[Exercise goal]
Write out each record a second time, exactly.

[Data for processing]
.....

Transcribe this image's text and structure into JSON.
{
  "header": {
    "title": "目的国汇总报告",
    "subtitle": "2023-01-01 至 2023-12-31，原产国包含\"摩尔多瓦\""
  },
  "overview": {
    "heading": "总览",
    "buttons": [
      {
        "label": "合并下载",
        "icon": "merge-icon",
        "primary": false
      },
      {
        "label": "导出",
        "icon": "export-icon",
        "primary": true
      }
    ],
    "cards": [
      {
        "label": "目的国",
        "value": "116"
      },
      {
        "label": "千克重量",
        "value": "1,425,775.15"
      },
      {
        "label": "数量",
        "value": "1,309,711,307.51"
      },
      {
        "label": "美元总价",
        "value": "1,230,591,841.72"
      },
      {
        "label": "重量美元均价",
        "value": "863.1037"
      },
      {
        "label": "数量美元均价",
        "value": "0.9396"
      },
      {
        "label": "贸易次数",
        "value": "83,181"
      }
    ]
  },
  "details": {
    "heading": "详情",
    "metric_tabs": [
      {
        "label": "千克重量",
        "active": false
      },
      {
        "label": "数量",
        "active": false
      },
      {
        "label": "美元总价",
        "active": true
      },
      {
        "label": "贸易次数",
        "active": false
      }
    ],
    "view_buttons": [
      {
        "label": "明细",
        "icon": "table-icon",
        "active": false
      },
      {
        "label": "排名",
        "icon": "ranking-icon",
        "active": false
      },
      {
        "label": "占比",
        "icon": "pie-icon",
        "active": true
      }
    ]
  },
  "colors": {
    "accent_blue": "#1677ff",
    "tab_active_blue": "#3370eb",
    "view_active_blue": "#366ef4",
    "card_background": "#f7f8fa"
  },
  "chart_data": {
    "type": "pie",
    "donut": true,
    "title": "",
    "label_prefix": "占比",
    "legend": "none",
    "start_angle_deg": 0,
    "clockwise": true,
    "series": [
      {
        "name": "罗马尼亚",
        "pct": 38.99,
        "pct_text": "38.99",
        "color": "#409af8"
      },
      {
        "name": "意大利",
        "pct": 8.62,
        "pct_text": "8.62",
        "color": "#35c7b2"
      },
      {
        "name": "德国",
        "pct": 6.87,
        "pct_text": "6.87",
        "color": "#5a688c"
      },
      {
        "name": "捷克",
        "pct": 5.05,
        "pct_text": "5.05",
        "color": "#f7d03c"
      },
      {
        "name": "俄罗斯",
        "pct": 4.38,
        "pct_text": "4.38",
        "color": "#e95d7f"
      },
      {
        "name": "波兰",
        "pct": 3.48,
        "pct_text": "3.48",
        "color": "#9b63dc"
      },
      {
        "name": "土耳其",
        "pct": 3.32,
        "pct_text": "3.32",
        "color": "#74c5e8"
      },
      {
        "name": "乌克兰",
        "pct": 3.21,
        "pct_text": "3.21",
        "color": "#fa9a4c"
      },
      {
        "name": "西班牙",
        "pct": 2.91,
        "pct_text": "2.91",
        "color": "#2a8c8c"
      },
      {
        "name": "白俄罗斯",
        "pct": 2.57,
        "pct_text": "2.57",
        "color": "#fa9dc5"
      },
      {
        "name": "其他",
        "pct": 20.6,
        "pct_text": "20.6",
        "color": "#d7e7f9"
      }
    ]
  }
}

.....

[Written answer]
Transcribe this image's text and structure into JSON.
{
  "header": {
    "title": "目的国汇总报告",
    "subtitle": "2023-01-01 至 2023-12-31，原产国包含\"摩尔多瓦\""
  },
  "overview": {
    "heading": "总览",
    "buttons": [
      {
        "label": "合并下载",
        "icon": "merge-icon",
        "primary": false
      },
      {
        "label": "导出",
        "icon": "export-icon",
        "primary": true
      }
    ],
    "cards": [
      {
        "label": "目的国",
        "value": "116"
      },
      {
        "label": "千克重量",
        "value": "1,425,775.15"
      },
      {
        "label": "数量",
        "value": "1,309,711,307.51"
      },
      {
        "label": "美元总价",
        "value": "1,230,591,841.72"
      },
      {
        "label": "重量美元均价",
        "value": "863.1037"
      },
      {
        "label": "数量美元均价",
        "value": "0.9396"
      },
      {
        "label": "贸易次数",
        "value": "83,181"
      }
    ]
  },
  "details": {
    "heading": "详情",
    "metric_tabs": [
      {
        "label": "千克重量",
        "active": false
      },
      {
        "label": "数量",
        "active": false
      },
      {
        "label": "美元总价",
        "active": true
      },
      {
        "label": "贸易次数",
        "active": false
      }
    ],
    "view_buttons": [
      {
        "label": "明细",
        "icon": "table-icon",
        "active": false
      },
      {
        "label": "排名",
        "icon": "ranking-icon",
        "active": false
      },
      {
        "label": "占比",
        "icon": "pie-icon",
        "active": true
      }
    ]
  },
  "colors": {
    "accent_blue": "#1677ff",
    "tab_active_blue": "#3370eb",
    "view_active_blue": "#366ef4",
    "card_background": "#f7f8fa"
  },
  "chart_data": {
    "type": "pie",
    "donut": true,
    "title": "",
    "label_prefix": "占比",
    "legend": "none",
    "start_angle_deg": 0,
    "clockwise": true,
    "series": [
      {
        "name": "罗马尼亚",
        "pct": 38.99,
        "pct_text": "38.99",
        "color": "#409af8"
      },
      {
        "name": "意大利",
        "pct": 8.62,
        "pct_text": "8.62",
        "color": "#35c7b2"
      },
      {
        "name": "德国",
        "pct": 6.87,
        "pct_text": "6.87",
        "color": "#5a688c"
      },
      {
        "name": "捷克",
        "pct": 5.05,
        "pct_text": "5.05",
        "color": "#f7d03c"
      },
      {
        "name": "俄罗斯",
        "pct": 4.38,
        "pct_text": "4.38",
        "color": "#e95d7f"
      },
      {
        "name": "波兰",
        "pct": 3.48,
        "pct_text": "3.48",
        "color": "#9b63dc"
      },
      {
        "name": "土耳其",
        "pct": 3.32,
        "pct_text": "3.32",
        "color": "#74c5e8"
      },
      {
        "name": "乌克兰",
        "pct": 3.21,
        "pct_text": "3.21",
        "color": "#fa9a4c"
      },
      {
        "name": "西班牙",
        "pct": 2.91,
        "pct_text": "2.91",
        "color": "#2a8c8c"
      },
      {
        "name": "白俄罗斯",
        "pct": 2.57,
        "pct_text": "2.57",
        "color": "#fa9dc5"
      },
      {
        "name": "其他",
        "pct": 20.6,
        "pct_text": "20.6",
        "color": "#d7e7f9"
      }
    ]
  }
}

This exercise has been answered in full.